The catalytic converter made with nanotechnology generates the basic chemical methanol from CO2 and hydrogen. According to the researchers involved, the method is close to market readiness.

25 Aug. 2019
Photo: ETH Zurich / Matthias Frei

Scientists from ETH Zurich and the French oil company Total have developed a new c atalytic converter for the production of methanol . This makes it possible to produce the chemical in an environmentally friendly way, namely from CO2 recycled from air and hydrogen obtained in a sustainable way. Methanol is regarded as a basic chemical and serves as the basis for fuels and many other chemical products. In addition, the chemical itself can be used as a fuel, in methanol fuel cells for example. Total intends to trial production of larger volumes using the new method in the coming year.

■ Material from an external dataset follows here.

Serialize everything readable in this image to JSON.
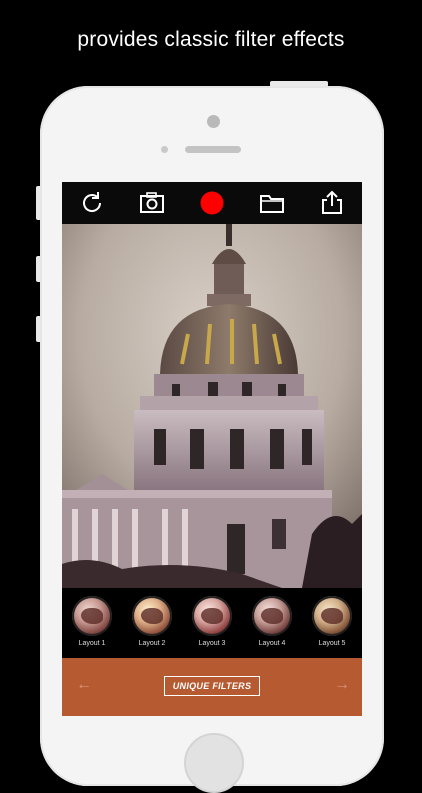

A few years ago, ETH Zurich had already unveiled a catalytic converter for methanol production based on indium oxide. But the indium oxide was not sufficiently active; such large amounts were required that the process would not have been cost-effective. Now the researchers have added a few palladium atoms to the crystal lattice of the indium oxide using nanotechnology, so that clusters form on its surface. This has made it possible to increase its efficiency significantly.